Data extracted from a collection
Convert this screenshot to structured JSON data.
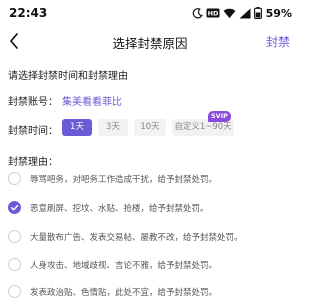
{
  "status_bar": {
    "time": "22:43",
    "battery_text": "59%",
    "icons": [
      "moon-icon",
      "hd-badge-icon",
      "wifi-icon",
      "signal-icon",
      "battery-icon"
    ]
  },
  "nav": {
    "title": "选择封禁原因",
    "action_label": "封禁",
    "back_icon": "chevron-left-icon"
  },
  "instruction": "请选择封禁时间和封禁理由",
  "account": {
    "label": "封禁账号：",
    "value": "集美看看菲比"
  },
  "ban_time": {
    "label": "封禁时间：",
    "options": [
      {
        "label": "1天",
        "selected": true
      },
      {
        "label": "3天",
        "selected": false
      },
      {
        "label": "10天",
        "selected": false
      },
      {
        "label": "自定义1~90天",
        "selected": false,
        "badge": "SVIP"
      }
    ]
  },
  "reasons": {
    "title": "封禁理由：",
    "items": [
      {
        "text": "辱骂吧务，对吧务工作造成干扰，给予封禁处罚。",
        "checked": false
      },
      {
        "text": "恶意刷屏、挖坟、水贴、抢楼，给予封禁处罚。",
        "checked": true
      },
      {
        "text": "大量散布广告、发表交易帖、屡教不改，给予封禁处罚。",
        "checked": false
      },
      {
        "text": "人身攻击、地域歧视、言论不雅，给予封禁处罚。",
        "checked": false
      },
      {
        "text": "发表政治贴、色情贴，此处不宜，给予封禁处罚。",
        "checked": false
      }
    ]
  },
  "colors": {
    "accent": "#6a5bd6",
    "svip_badge": "#8a4be0",
    "chip_bg": "#f2f2f5"
  }
}
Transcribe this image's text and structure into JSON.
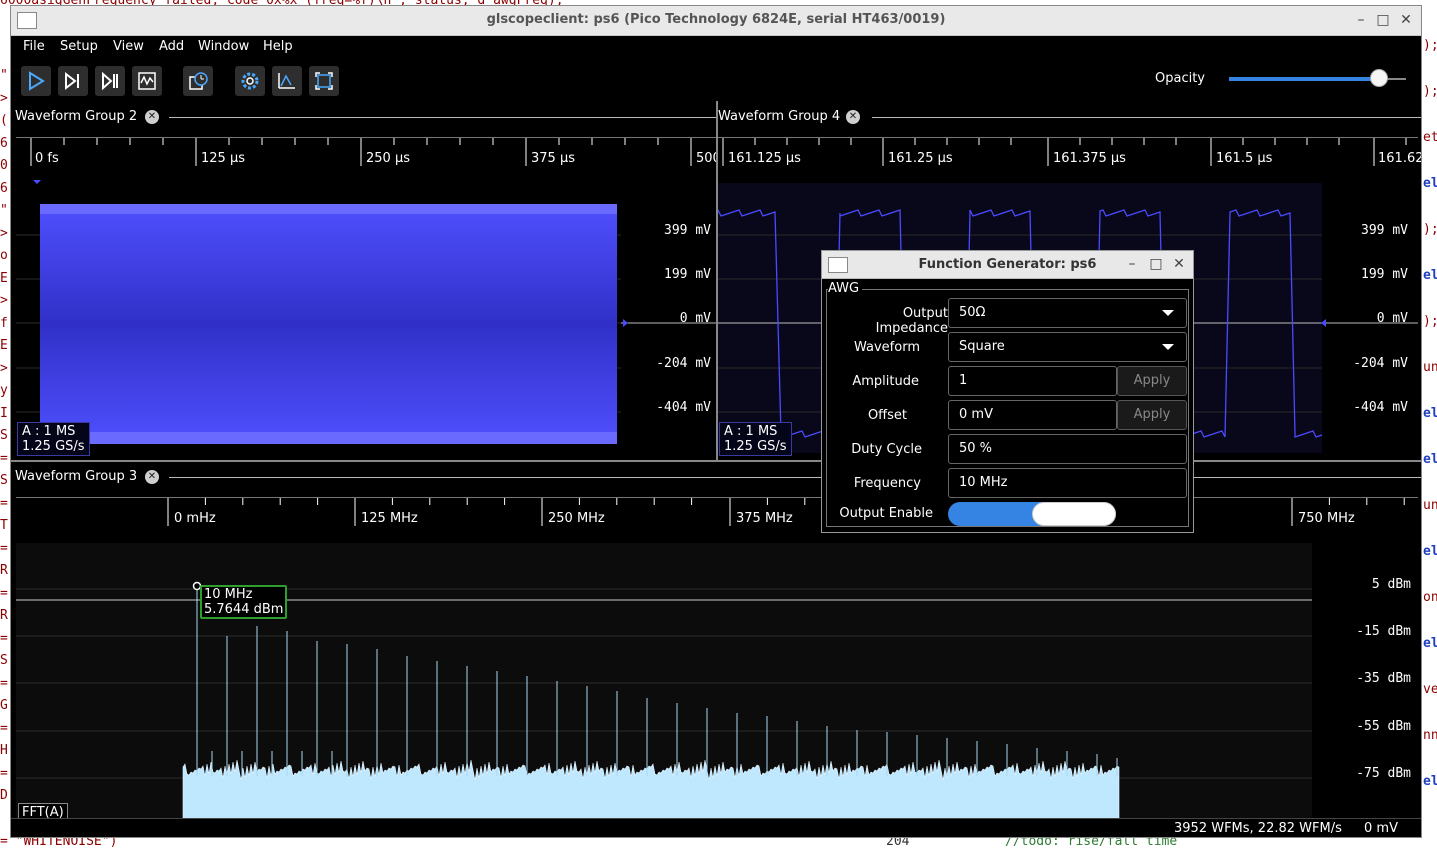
{
  "window": {
    "title": "glscopeclient: ps6 (Pico Technology 6824E, serial HT463/0019)"
  },
  "menu": [
    "File",
    "Setup",
    "View",
    "Add",
    "Window",
    "Help"
  ],
  "toolbar": {
    "opacity_label": "Opacity",
    "opacity_value": 0.85
  },
  "group2": {
    "name": "Waveform Group 2",
    "ticks": [
      "0 fs",
      "125 µs",
      "250 µs",
      "375 µs",
      "500"
    ],
    "volts": [
      "399 mV",
      "199 mV",
      "0 mV",
      "-204 mV",
      "-404 mV"
    ],
    "info": [
      "A : 1 MS",
      "1.25 GS/s"
    ]
  },
  "group4": {
    "name": "Waveform Group 4",
    "ticks": [
      "161.125 µs",
      "161.25 µs",
      "161.375 µs",
      "161.5 µs",
      "161.62"
    ],
    "volts": [
      "399 mV",
      "199 mV",
      "0 mV",
      "-204 mV",
      "-404 mV"
    ],
    "info": [
      "A : 1 MS",
      "1.25 GS/s"
    ]
  },
  "group3": {
    "name": "Waveform Group 3",
    "ticks": [
      "0 mHz",
      "125 MHz",
      "250 MHz",
      "375 MHz",
      "750 MHz"
    ],
    "levels": [
      "5 dBm",
      "-15 dBm",
      "-35 dBm",
      "-55 dBm",
      "-75 dBm"
    ],
    "cursor": [
      "10 MHz",
      "5.7644 dBm"
    ],
    "channel": "FFT(A)"
  },
  "statusbar": {
    "wfms": "3952 WFMs, 22.82 WFM/s",
    "volts": "0 mV"
  },
  "dialog": {
    "title": "Function Generator: ps6",
    "frame": "AWG",
    "labels": [
      "Output Impedance",
      "Waveform",
      "Amplitude",
      "Offset",
      "Duty Cycle",
      "Frequency",
      "Output Enable"
    ],
    "impedance": "50Ω",
    "waveform": "Square",
    "amplitude": "1",
    "offset": "0 mV",
    "duty": "50 %",
    "frequency": "10 MHz",
    "apply": "Apply"
  },
  "bgcode": {
    "top": "6000asigGenFrequency failed, code 0x%x (freq=%f)\\n\", status, d_awgFreq);",
    "bottom": "= \"WHITENOISE\")",
    "bottom_mid": "204",
    "bottom_right": "//todo: rise/fall time",
    "right_lines": [
      ");",
      ");",
      "et",
      "el",
      ");",
      "el",
      ");",
      "un",
      "el",
      "el",
      "un",
      "el",
      "on",
      "el",
      "ve",
      "nn",
      "el"
    ],
    "left_lines": [
      "\"",
      ">",
      "(",
      "6",
      "0",
      "6",
      "\"",
      ">",
      "o",
      "E",
      ">",
      "f",
      "E",
      ">",
      "y",
      "I",
      "S",
      "=",
      "S",
      "=",
      "T",
      "=",
      "R",
      "=",
      "R",
      "=",
      "S",
      "=",
      "G",
      "=",
      "H",
      "=",
      "D"
    ]
  },
  "colors": {
    "waveform": "#4a4aff",
    "spectrum": "#bfe8ff",
    "cursor": "#2e9e2e"
  }
}
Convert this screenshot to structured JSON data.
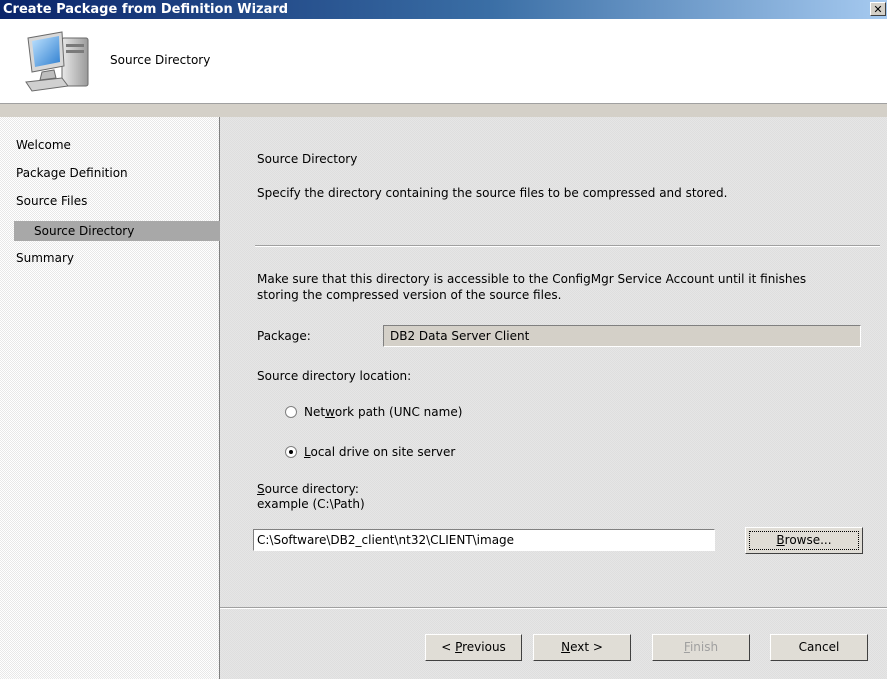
{
  "window": {
    "title": "Create Package from Definition Wizard",
    "close_glyph": "✕"
  },
  "header": {
    "title": "Source Directory",
    "icon": "computer-icon"
  },
  "sidebar": {
    "items": [
      {
        "label": "Welcome"
      },
      {
        "label": "Package Definition"
      },
      {
        "label": "Source Files"
      },
      {
        "label": "Source Directory",
        "selected": true
      },
      {
        "label": "Summary"
      }
    ]
  },
  "main": {
    "heading": "Source Directory",
    "description": "Specify the directory containing the source files to be compressed and stored.",
    "note_line1": "Make sure that this directory is accessible to the ConfigMgr Service Account until it finishes",
    "note_line2": "storing the compressed version of the source files.",
    "package_label": "Package:",
    "package_value": "DB2 Data Server Client",
    "location_label": "Source directory location:",
    "radio_network": {
      "pre": "Net",
      "accel": "w",
      "post": "ork path (UNC name)",
      "checked": false
    },
    "radio_local": {
      "pre": "",
      "accel": "L",
      "post": "ocal drive on site server",
      "checked": true
    },
    "source_dir_label": {
      "accel": "S",
      "post": "ource directory:"
    },
    "example_label": "example (C:\\Path)",
    "source_dir_value": "C:\\Software\\DB2_client\\nt32\\CLIENT\\image",
    "browse": {
      "accel": "B",
      "post": "rowse..."
    }
  },
  "buttons": {
    "previous": {
      "pre": "< ",
      "accel": "P",
      "post": "revious"
    },
    "next": {
      "accel": "N",
      "post": "ext >"
    },
    "finish": {
      "accel": "F",
      "post": "inish",
      "disabled": true
    },
    "cancel": "Cancel"
  }
}
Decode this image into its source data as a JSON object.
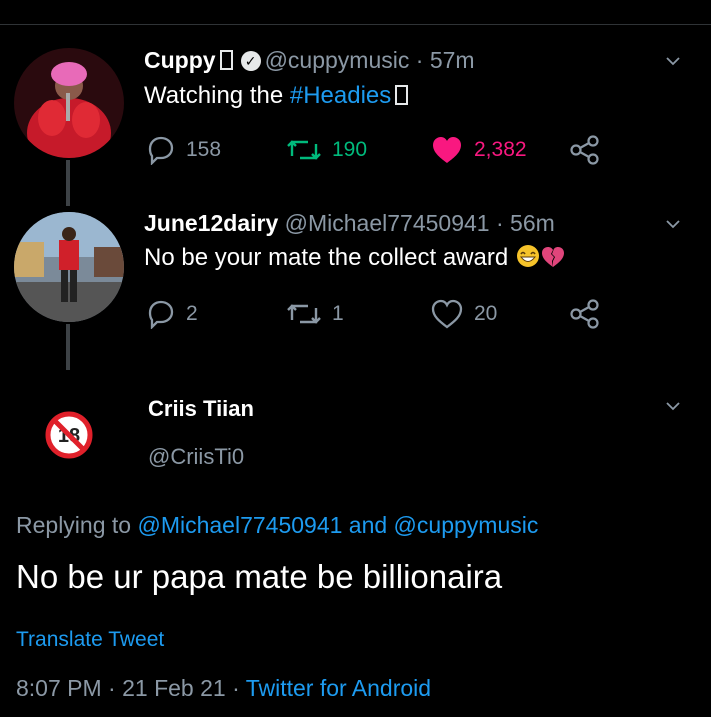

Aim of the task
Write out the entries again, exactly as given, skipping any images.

Answer box
Convert this screenshot to structured JSON data.
{
  "status_bar": {
    "time": "22:43",
    "battery_text": "59%",
    "icons": [
      "moon-icon",
      "hd-badge-icon",
      "wifi-icon",
      "signal-icon",
      "battery-icon"
    ]
  },
  "nav": {
    "title": "选择封禁原因",
    "action_label": "封禁",
    "back_icon": "chevron-left-icon"
  },
  "instruction": "请选择封禁时间和封禁理由",
  "account": {
    "label": "封禁账号：",
    "value": "集美看看菲比"
  },
  "ban_time": {
    "label": "封禁时间：",
    "options": [
      {
        "label": "1天",
        "selected": true
      },
      {
        "label": "3天",
        "selected": false
      },
      {
        "label": "10天",
        "selected": false
      },
      {
        "label": "自定义1~90天",
        "selected": false,
        "badge": "SVIP"
      }
    ]
  },
  "reasons": {
    "title": "封禁理由：",
    "items": [
      {
        "text": "辱骂吧务，对吧务工作造成干扰，给予封禁处罚。",
        "checked": false
      },
      {
        "text": "恶意刷屏、挖坟、水贴、抢楼，给予封禁处罚。",
        "checked": true
      },
      {
        "text": "大量散布广告、发表交易帖、屡教不改，给予封禁处罚。",
        "checked": false
      },
      {
        "text": "人身攻击、地域歧视、言论不雅，给予封禁处罚。",
        "checked": false
      },
      {
        "text": "发表政治贴、色情贴，此处不宜，给予封禁处罚。",
        "checked": false
      }
    ]
  },
  "colors": {
    "accent": "#6a5bd6",
    "svip_badge": "#8a4be0",
    "chip_bg": "#f2f2f5"
  }
}
Transcribe this image's text and structure into JSON.
{
  "window": {
    "title": "glscopeclient: ps6 (Pico Technology 6824E, serial HT463/0019)"
  },
  "menu": [
    "File",
    "Setup",
    "View",
    "Add",
    "Window",
    "Help"
  ],
  "toolbar": {
    "opacity_label": "Opacity",
    "opacity_value": 0.85
  },
  "group2": {
    "name": "Waveform Group 2",
    "ticks": [
      "0 fs",
      "125 µs",
      "250 µs",
      "375 µs",
      "500"
    ],
    "volts": [
      "399 mV",
      "199 mV",
      "0 mV",
      "-204 mV",
      "-404 mV"
    ],
    "info": [
      "A : 1 MS",
      "1.25 GS/s"
    ]
  },
  "group4": {
    "name": "Waveform Group 4",
    "ticks": [
      "161.125 µs",
      "161.25 µs",
      "161.375 µs",
      "161.5 µs",
      "161.62"
    ],
    "volts": [
      "399 mV",
      "199 mV",
      "0 mV",
      "-204 mV",
      "-404 mV"
    ],
    "info": [
      "A : 1 MS",
      "1.25 GS/s"
    ]
  },
  "group3": {
    "name": "Waveform Group 3",
    "ticks": [
      "0 mHz",
      "125 MHz",
      "250 MHz",
      "375 MHz",
      "750 MHz"
    ],
    "levels": [
      "5 dBm",
      "-15 dBm",
      "-35 dBm",
      "-55 dBm",
      "-75 dBm"
    ],
    "cursor": [
      "10 MHz",
      "5.7644 dBm"
    ],
    "channel": "FFT(A)"
  },
  "statusbar": {
    "wfms": "3952 WFMs, 22.82 WFM/s",
    "volts": "0 mV"
  },
  "dialog": {
    "title": "Function Generator: ps6",
    "frame": "AWG",
    "labels": [
      "Output Impedance",
      "Waveform",
      "Amplitude",
      "Offset",
      "Duty Cycle",
      "Frequency",
      "Output Enable"
    ],
    "impedance": "50Ω",
    "waveform": "Square",
    "amplitude": "1",
    "offset": "0 mV",
    "duty": "50 %",
    "frequency": "10 MHz",
    "apply": "Apply"
  },
  "bgcode": {
    "top": "6000asigGenFrequency failed, code 0x%x (freq=%f)\\n\", status, d_awgFreq);",
    "bottom": "= \"WHITENOISE\")",
    "bottom_mid": "204",
    "bottom_right": "//todo: rise/fall time",
    "right_lines": [
      ");",
      ");",
      "et",
      "el",
      ");",
      "el",
      ");",
      "un",
      "el",
      "el",
      "un",
      "el",
      "on",
      "el",
      "ve",
      "nn",
      "el"
    ],
    "left_lines": [
      "\"",
      ">",
      "(",
      "6",
      "0",
      "6",
      "\"",
      ">",
      "o",
      "E",
      ">",
      "f",
      "E",
      ">",
      "y",
      "I",
      "S",
      "=",
      "S",
      "=",
      "T",
      "=",
      "R",
      "=",
      "R",
      "=",
      "S",
      "=",
      "G",
      "=",
      "H",
      "=",
      "D"
    ]
  },
  "colors": {
    "waveform": "#4a4aff",
    "spectrum": "#bfe8ff",
    "cursor": "#2e9e2e"
  }
}
Convert this screenshot to structured JSON data.
{
  "window": {
    "title": "Create Package from Definition Wizard",
    "close_glyph": "✕"
  },
  "header": {
    "title": "Source Directory",
    "icon": "computer-icon"
  },
  "sidebar": {
    "items": [
      {
        "label": "Welcome"
      },
      {
        "label": "Package Definition"
      },
      {
        "label": "Source Files"
      },
      {
        "label": "Source Directory",
        "selected": true
      },
      {
        "label": "Summary"
      }
    ]
  },
  "main": {
    "heading": "Source Directory",
    "description": "Specify the directory containing the source files to be compressed and stored.",
    "note_line1": "Make sure that this directory is accessible to the ConfigMgr Service Account until it finishes",
    "note_line2": "storing the compressed version of the source files.",
    "package_label": "Package:",
    "package_value": "DB2 Data Server Client",
    "location_label": "Source directory location:",
    "radio_network": {
      "pre": "Net",
      "accel": "w",
      "post": "ork path (UNC name)",
      "checked": false
    },
    "radio_local": {
      "pre": "",
      "accel": "L",
      "post": "ocal drive on site server",
      "checked": true
    },
    "source_dir_label": {
      "accel": "S",
      "post": "ource directory:"
    },
    "example_label": "example (C:\\Path)",
    "source_dir_value": "C:\\Software\\DB2_client\\nt32\\CLIENT\\image",
    "browse": {
      "accel": "B",
      "post": "rowse..."
    }
  },
  "buttons": {
    "previous": {
      "pre": "< ",
      "accel": "P",
      "post": "revious"
    },
    "next": {
      "accel": "N",
      "post": "ext >"
    },
    "finish": {
      "accel": "F",
      "post": "inish",
      "disabled": true
    },
    "cancel": "Cancel"
  }
}
Decode this image into its source data as a JSON object.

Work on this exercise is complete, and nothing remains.